The political skew of academia is so extreme that if you were not familiar with the data, you might assume claims about it were propaganda. These data show the extreme Left skew across a range of California colleges.
These next data show that the ratio of Democrats to Republicans at each department in top universities is even more extreme, especially in the social science and humanities fields that address politicized topics.
From Kaufmann's report, 28 percent of faculty in the social sciences and humanities identify as Far Left, and 38 percent identify as activists. As we have seen, some members of the Far Left endorse violence to achieve political ends.

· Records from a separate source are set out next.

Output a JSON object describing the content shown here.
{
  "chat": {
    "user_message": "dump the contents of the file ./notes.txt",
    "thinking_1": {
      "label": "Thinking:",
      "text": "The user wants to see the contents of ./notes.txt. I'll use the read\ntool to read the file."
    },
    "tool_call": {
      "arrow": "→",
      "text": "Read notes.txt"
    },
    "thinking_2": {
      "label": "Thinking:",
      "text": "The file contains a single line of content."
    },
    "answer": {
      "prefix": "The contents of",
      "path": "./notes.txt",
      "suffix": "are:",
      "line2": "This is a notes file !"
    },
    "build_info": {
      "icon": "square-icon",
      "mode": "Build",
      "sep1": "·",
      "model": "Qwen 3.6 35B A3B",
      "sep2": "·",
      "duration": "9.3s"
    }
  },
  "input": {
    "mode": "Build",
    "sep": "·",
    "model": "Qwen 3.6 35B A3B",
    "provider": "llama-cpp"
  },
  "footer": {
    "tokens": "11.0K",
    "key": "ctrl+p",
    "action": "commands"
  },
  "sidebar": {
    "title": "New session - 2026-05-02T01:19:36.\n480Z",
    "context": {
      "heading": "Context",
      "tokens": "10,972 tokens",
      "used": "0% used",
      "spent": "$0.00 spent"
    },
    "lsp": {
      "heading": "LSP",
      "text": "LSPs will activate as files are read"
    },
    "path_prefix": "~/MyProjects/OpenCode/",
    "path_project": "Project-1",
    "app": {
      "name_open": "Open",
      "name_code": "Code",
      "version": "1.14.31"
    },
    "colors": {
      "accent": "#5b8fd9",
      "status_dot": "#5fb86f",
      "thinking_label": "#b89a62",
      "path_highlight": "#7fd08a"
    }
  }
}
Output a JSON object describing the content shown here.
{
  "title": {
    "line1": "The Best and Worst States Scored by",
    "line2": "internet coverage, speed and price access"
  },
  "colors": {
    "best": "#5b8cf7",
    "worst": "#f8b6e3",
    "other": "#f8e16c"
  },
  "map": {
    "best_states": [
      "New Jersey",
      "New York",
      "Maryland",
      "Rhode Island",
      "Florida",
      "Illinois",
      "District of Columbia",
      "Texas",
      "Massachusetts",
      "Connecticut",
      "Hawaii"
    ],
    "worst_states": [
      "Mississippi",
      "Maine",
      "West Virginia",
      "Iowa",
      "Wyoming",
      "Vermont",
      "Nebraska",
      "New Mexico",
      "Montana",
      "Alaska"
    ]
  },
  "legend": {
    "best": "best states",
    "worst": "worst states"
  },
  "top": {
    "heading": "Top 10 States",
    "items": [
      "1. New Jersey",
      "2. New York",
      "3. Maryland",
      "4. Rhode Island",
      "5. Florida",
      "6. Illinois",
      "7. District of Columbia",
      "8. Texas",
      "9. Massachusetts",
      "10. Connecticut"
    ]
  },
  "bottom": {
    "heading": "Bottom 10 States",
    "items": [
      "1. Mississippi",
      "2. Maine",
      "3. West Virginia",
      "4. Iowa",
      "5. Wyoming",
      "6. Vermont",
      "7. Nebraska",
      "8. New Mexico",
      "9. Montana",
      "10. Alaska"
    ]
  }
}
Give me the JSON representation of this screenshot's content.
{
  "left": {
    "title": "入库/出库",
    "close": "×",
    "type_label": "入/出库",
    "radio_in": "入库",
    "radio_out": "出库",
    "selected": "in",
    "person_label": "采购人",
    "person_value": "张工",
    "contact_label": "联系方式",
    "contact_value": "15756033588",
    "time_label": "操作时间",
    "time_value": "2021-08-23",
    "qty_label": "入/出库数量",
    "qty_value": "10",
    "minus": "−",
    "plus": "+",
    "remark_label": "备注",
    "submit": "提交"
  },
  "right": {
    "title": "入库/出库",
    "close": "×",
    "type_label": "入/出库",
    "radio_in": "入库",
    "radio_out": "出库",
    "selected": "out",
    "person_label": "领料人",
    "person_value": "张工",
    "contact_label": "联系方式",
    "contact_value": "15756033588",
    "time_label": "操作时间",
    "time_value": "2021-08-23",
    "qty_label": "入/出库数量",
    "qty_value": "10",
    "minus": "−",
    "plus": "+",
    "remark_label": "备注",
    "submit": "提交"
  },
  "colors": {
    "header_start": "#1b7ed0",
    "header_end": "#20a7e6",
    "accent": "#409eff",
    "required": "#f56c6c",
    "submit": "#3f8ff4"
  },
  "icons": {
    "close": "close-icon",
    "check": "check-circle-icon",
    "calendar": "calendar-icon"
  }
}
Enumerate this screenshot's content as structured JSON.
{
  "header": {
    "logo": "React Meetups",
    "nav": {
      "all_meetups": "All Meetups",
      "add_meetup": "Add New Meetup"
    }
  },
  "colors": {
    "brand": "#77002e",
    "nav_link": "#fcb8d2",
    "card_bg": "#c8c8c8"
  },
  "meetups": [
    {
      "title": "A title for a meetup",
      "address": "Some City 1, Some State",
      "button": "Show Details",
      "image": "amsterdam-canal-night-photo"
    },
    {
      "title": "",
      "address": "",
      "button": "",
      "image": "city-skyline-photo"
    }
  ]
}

As the academy has shifted more and more Left over the decades, it has welcomed more and more extremists and activists. In this context, the rise of threats, bullying, and intimidation (albeit usually of the firing or de-platforming sort, rather than physical violence) against the "wrong" ideas, common among radicals and extremists, helps explain the rise of a culture of censorship.
This dynamic is captured by the Pyramid of Censoriousness. Informal social norms provide the base from which a culture of censorship emerges. The more censorship is accepted, the more it will be called for. People in positions of power (authorities) will then, either because they share the same censorious norms or because they are willing to cravenly cave to censoriousness to keep their positions, punish the targets of censorship campaigns (say, by firing or de-platforming them or, in the case of academic publishing, retracting articles).
Has this actually affected actual faculty? Kaufmann's report addressed this as well. NAS in the figure stands for the National Association of Scholars, perhaps the last standing academic organization in the U.S. whose membership leans right politically. Kaufmann surveyed the NAS membership and found that substantial minorities reported being threatened with disciplinary actions for their beliefs or being bullied by colleagues, claims I consider credible based on my experiences described here.
When a culture of censorship is created, ideas can be purged in several ways:
- Directly, by authorities refusing to permit certain ideas into mainstream media or academic outlets, even when they meet conventional standards of journalistic or scholarly quality (or purging them when they do, e.g., by forced retractions).
- The person can be silenced by being de-platformed, fired, or intimidated.
- The ideas can be blocked from receiving a public hearing because the type of people who would promote those ideas learn not to even enter fields in which they would be subject to a hostile work environment.
The next figure from Kaufmann's report shows that academia has created what is experienced as a hostile work environment for graduate students who do not share the faculty's overwhelmingly leftist values. Who wants to work in a hostile environment?
When young adults in college see faculty and graduate students advancing censorious norms of denunciation and ostracism rather than free expression, discussion, and debate, they are likely to learn three things:
- This is normal; it is how things work.
- If someone says or does something one finds offensive, one has the right to try to punish them.
- If one disagrees with the norm, or, worse, the mob, better to keep one's mouth shut than risk being denounced and ostracized one's self.
And then cadres of young people enter the "real" world, the world of work and family, where they may continue to take these censorious norms for granted. In the world of work, denunciation and self-interest sweetly converge. Not only can one gain social capital (within one's circles) for leading such campaigns, but when jobs are scarce, the more people one can get fired, the more positions will be open for one's self and one's friend and allies.
In this way, a Culture of Censoriousness is incentivized and will probably continue to build until something happens to disincentivize the cultural trend of punishing people for expressing certain ideas.